My driver education, although it was a frighteningly long time ago, taught me about safe stopping distance and in many decades of driving I have never rear-ended a car. So yesterday I was maintaining the 1 car length for every 10 miles/hr rule on an N road – the kind that are 80 km/hr with no passing allowed. The car behind me was so close that I could NOT see the license plate, the bumper, the headlights, or the symbol on the front to indicate the make of the car. The driver appeared to have thin lips and a mole on his check.
Fortunately the chance of a deer or moose suddenly darting across the road are minimal at 17:00 in The Netherlands. But what if I had to brake suddenly? I drive a car old enough to still be called a Swedish tractor – none of this made in China for my Volvo. I feel quite safe in it and I’m not in the market for a new one. But what was the driver behind me hoping to accomplish?

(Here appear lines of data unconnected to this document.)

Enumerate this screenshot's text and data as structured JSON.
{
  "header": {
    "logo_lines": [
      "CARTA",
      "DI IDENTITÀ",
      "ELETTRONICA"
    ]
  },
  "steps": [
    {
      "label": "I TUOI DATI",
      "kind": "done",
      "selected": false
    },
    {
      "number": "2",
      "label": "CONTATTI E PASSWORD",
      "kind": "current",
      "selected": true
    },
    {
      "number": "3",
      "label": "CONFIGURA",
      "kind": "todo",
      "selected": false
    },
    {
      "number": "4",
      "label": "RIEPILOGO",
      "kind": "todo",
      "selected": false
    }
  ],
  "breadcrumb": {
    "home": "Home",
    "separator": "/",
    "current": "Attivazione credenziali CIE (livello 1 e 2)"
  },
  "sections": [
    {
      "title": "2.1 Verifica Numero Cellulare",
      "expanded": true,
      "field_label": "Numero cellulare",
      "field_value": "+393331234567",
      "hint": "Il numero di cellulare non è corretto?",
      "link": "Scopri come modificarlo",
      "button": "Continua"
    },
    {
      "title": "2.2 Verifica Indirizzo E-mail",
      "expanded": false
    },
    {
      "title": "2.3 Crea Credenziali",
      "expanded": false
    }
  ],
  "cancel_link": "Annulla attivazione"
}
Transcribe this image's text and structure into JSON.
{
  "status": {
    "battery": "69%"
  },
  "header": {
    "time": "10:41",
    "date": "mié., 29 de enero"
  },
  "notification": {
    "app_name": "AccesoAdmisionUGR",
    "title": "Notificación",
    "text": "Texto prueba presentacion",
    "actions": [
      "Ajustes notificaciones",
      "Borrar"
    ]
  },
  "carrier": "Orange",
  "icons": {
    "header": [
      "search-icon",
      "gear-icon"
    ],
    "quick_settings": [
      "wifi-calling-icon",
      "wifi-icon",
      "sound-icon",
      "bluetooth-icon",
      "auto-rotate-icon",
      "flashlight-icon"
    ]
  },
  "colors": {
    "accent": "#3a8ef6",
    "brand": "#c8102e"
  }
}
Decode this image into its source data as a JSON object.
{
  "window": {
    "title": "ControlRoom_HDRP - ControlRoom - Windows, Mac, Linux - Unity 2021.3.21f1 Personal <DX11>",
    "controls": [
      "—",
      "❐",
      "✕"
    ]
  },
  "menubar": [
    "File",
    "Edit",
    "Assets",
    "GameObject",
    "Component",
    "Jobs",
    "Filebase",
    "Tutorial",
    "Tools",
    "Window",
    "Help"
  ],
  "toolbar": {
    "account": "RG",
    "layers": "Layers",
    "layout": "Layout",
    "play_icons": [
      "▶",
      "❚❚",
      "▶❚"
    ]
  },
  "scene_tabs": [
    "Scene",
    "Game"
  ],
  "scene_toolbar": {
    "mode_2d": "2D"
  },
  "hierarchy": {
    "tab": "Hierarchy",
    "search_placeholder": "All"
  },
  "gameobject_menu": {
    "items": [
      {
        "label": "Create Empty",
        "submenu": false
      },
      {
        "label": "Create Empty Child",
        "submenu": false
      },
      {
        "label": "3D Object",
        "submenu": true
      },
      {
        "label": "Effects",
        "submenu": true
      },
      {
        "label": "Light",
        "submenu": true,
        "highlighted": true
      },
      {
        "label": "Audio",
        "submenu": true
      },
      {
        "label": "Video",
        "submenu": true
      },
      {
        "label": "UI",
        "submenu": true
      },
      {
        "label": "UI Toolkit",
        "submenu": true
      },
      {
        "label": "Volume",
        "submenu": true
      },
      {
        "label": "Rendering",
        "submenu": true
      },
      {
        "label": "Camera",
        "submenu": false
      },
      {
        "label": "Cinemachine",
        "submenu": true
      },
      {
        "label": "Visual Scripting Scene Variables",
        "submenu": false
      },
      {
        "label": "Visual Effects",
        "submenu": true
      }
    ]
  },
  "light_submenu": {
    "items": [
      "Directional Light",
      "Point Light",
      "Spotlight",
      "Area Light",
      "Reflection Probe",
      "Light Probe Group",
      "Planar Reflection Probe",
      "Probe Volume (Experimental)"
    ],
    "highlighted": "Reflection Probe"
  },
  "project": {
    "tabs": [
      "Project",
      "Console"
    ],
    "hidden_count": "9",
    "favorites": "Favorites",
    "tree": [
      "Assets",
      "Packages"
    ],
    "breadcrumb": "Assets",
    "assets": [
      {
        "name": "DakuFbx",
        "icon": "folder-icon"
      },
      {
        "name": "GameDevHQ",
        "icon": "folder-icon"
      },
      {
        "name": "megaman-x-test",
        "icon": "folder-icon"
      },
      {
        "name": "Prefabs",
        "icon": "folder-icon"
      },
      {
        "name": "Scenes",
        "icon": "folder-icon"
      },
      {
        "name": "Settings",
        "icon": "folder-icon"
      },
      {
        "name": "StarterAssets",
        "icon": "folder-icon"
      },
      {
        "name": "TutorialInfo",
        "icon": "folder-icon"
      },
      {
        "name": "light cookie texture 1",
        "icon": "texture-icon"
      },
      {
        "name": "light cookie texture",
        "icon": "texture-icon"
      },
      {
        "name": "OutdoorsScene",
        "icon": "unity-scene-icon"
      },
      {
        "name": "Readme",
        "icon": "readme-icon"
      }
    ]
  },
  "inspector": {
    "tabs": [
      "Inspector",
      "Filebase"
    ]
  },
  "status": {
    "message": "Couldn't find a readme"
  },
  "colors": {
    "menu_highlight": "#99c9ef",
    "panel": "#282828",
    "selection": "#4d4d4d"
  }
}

When my daughter was younger I used to drive her to school – but only because I worked there. One day a car passed us on the 44 and it had for sale signs in it’s windows. When it pulled into our lane my daughter, who was maybe twelve announced, ” nobody should buy that car.” When I asked her why, her answer – ” because the signal lights don’t work.” Good observation.
In 2006, while at a stop light in Leiden, I was involved in a kettingsbotsen – chain crash. I was the first car at the light and some young driver plowed into the car behind me, forcing that car into the rear of mine. My Volvo had some rear-bumper damage and needed painting on the hatch because of material flying off the second car. The second/middle car was a complete write-off, crushed both front and back. The driver of the middle car was looking in his rear view mirror and knew that he was going to be hit but he said that the scariest part was watching the 2 people in the front seat of the car that hit him, fly into the front window. Fortunately none of the people involved in the accident were injured.
It really only takes one accident to reinforce a healthy respect for road rules and I really hope that the guy who was on the road behind me yesterday learns quickly and painlessly to back off.